#### [Task prompt]
Which of the lines in the data mention the string "JSON"? List them all.

Data section: Begin

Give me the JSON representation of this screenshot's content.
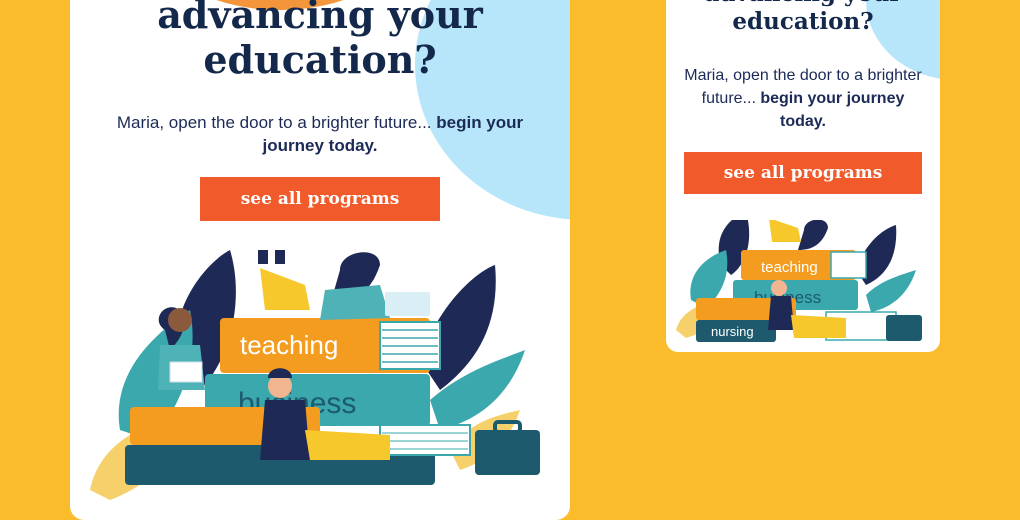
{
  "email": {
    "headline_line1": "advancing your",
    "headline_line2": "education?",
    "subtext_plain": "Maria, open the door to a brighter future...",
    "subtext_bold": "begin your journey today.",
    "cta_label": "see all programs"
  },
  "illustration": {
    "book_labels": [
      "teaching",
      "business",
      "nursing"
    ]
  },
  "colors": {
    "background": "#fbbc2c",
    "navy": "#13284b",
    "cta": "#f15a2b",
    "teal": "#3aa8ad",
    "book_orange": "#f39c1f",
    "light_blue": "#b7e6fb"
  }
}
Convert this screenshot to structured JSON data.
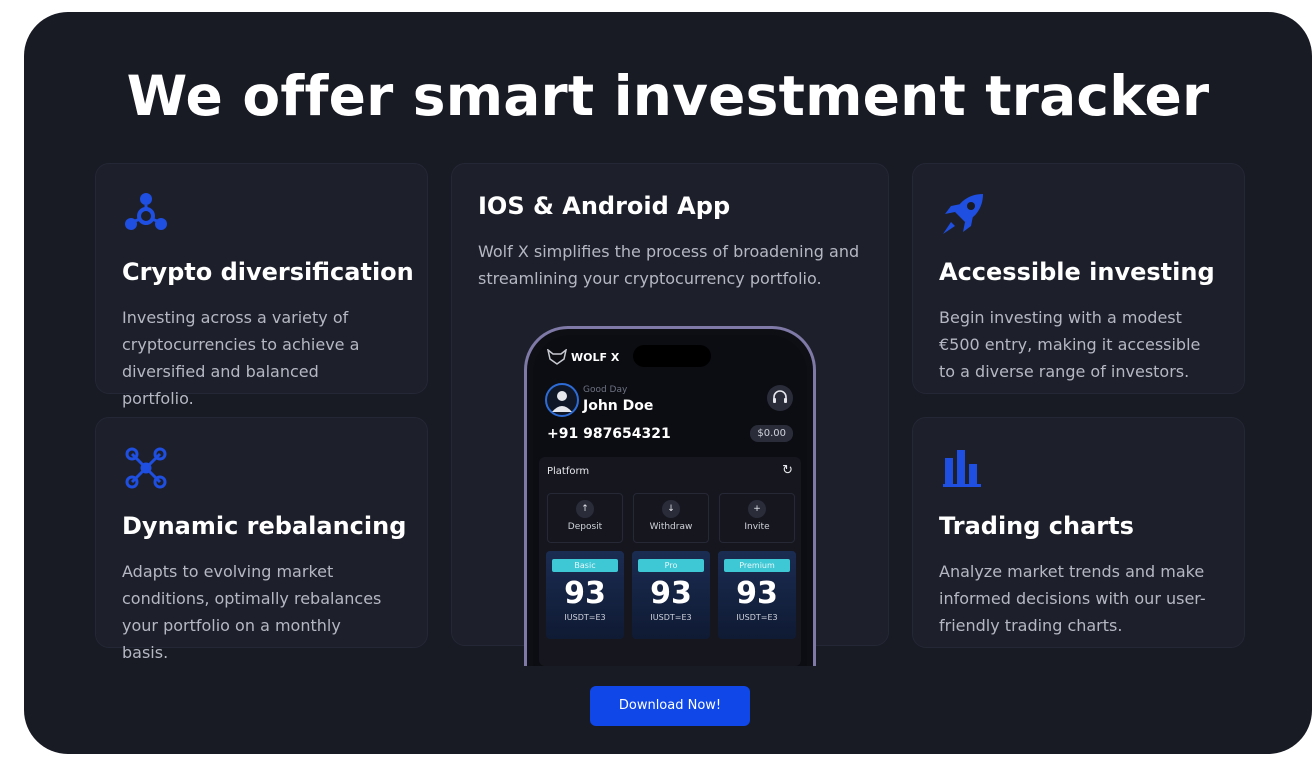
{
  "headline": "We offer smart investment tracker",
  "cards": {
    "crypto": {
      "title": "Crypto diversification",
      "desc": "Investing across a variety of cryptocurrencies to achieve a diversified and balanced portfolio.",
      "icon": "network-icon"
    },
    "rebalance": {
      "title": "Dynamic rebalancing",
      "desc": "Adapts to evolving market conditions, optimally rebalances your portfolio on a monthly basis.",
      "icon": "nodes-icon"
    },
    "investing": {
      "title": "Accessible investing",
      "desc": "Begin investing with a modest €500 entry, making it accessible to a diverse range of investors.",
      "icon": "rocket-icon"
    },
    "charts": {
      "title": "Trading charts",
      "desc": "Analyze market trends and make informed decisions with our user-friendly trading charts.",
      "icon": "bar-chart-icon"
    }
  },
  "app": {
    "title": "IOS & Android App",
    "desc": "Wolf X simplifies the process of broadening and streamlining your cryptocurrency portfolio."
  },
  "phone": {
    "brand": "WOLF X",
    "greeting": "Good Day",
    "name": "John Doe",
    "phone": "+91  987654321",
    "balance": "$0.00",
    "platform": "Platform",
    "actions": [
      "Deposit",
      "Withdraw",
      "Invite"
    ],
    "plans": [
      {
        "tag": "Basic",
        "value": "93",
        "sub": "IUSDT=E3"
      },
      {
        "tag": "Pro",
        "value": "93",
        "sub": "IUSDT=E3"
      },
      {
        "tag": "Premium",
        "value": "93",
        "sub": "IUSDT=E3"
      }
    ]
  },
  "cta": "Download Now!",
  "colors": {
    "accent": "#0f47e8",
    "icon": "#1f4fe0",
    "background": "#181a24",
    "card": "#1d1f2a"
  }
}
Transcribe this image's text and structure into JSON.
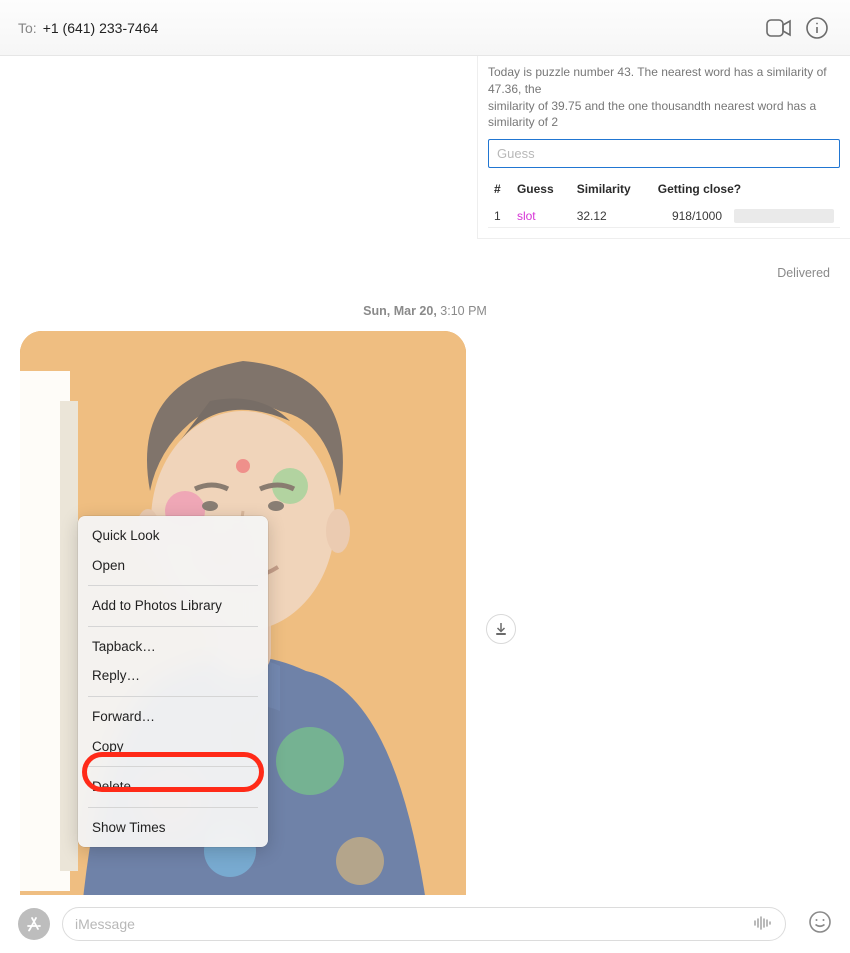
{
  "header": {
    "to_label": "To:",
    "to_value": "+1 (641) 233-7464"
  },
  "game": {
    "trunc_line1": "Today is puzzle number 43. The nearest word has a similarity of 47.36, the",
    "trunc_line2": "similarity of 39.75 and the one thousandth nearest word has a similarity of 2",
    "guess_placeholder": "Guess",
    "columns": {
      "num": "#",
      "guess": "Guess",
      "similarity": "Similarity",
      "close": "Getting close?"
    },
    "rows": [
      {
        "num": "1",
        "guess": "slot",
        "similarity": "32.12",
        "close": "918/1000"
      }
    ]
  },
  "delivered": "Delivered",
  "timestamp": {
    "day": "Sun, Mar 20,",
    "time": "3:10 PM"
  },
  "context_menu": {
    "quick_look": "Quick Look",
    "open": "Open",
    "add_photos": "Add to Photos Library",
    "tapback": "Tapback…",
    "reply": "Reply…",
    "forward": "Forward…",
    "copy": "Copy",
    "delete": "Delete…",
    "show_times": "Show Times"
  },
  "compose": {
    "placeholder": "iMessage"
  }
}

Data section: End

#### [Response]
Give me the JSON representation of this screenshot's content.
Convert this screenshot to structured JSON data.
Transcribe this image's text and structure into JSON.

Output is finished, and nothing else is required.